___ Material provided ___
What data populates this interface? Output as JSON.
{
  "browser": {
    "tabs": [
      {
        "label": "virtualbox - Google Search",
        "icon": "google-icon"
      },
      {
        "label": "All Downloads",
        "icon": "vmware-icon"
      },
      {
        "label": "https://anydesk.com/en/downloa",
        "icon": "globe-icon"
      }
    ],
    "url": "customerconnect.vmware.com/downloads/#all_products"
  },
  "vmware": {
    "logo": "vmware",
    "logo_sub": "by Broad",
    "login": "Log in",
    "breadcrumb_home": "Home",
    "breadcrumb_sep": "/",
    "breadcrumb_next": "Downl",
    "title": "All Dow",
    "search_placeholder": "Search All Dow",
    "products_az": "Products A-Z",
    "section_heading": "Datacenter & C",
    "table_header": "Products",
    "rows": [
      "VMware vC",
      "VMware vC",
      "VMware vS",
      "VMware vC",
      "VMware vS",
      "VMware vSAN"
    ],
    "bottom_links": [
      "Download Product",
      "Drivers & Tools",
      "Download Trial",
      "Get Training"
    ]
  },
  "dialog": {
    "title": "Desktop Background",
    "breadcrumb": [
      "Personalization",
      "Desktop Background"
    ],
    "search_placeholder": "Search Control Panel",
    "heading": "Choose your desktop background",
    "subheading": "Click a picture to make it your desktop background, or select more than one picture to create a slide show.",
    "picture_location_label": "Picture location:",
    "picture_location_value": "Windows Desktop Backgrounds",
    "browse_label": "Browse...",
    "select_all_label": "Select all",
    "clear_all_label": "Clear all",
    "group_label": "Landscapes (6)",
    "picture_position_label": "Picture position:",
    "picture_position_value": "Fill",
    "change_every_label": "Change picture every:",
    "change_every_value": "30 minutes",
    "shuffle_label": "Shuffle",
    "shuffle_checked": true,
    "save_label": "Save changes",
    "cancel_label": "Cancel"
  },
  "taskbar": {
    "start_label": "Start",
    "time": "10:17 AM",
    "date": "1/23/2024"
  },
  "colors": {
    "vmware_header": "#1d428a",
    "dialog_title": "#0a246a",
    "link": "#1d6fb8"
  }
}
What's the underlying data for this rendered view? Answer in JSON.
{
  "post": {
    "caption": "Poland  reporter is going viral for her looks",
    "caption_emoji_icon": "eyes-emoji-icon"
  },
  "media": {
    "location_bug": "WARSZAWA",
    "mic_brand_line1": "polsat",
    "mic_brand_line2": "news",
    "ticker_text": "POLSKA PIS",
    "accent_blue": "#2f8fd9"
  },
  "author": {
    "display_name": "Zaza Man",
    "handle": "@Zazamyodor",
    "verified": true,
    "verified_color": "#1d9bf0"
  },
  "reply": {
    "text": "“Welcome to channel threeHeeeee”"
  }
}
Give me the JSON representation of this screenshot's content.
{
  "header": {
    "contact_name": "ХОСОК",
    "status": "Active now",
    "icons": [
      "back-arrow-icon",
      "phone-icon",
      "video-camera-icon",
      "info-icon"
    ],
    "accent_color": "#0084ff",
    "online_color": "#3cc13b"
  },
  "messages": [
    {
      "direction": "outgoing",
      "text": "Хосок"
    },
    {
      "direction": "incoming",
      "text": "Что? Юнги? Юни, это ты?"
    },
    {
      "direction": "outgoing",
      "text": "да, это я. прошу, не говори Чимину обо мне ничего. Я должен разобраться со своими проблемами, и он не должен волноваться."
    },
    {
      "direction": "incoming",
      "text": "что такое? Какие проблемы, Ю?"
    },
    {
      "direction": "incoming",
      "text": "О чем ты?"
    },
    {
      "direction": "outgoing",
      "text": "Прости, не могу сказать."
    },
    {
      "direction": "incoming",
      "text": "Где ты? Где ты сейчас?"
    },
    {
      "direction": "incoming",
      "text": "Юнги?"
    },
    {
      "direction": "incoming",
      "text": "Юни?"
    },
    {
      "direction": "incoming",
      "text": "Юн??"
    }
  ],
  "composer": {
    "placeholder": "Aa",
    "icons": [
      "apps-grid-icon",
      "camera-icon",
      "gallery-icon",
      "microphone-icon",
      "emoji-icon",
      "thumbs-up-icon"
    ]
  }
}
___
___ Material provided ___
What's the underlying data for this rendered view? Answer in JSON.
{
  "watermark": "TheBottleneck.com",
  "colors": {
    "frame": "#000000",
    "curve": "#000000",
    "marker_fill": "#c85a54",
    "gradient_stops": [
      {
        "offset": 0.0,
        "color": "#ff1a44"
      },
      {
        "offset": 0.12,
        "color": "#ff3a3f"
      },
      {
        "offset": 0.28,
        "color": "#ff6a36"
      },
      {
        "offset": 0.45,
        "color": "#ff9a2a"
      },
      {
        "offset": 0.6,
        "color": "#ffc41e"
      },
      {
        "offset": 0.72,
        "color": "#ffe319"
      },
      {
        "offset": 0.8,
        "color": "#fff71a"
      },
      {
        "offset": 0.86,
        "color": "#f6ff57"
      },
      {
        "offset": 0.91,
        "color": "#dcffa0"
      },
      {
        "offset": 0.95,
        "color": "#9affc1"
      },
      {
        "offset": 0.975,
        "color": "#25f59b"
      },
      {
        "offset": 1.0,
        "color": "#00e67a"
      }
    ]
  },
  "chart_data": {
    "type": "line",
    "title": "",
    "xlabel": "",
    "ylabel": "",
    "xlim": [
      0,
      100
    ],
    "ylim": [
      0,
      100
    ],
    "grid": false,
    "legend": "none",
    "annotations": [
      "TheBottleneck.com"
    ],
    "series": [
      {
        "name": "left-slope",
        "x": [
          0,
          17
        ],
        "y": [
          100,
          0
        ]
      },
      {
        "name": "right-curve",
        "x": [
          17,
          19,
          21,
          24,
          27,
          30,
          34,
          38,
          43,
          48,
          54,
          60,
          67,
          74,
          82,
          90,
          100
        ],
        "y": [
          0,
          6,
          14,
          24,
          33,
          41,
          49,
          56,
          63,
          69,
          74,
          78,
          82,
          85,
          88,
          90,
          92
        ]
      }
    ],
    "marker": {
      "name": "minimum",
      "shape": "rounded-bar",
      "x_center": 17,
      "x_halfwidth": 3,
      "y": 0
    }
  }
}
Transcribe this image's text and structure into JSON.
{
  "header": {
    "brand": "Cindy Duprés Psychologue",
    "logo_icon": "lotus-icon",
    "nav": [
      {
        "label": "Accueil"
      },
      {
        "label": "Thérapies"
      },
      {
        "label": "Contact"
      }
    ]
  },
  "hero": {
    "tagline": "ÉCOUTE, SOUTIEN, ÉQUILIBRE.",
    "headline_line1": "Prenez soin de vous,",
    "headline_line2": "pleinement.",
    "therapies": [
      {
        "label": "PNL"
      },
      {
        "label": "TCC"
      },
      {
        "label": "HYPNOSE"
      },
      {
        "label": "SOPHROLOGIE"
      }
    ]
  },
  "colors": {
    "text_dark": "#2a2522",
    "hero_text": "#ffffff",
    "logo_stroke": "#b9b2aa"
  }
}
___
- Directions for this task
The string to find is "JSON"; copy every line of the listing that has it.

- Written reply
What data populates this interface? Output as JSON.
What's the underlying data for this rendered view? Answer in JSON.
Give me the JSON representation of this screenshot's content.
What's the underlying data for this rendered view? Answer in JSON.
Transcribe this image's text and structure into JSON.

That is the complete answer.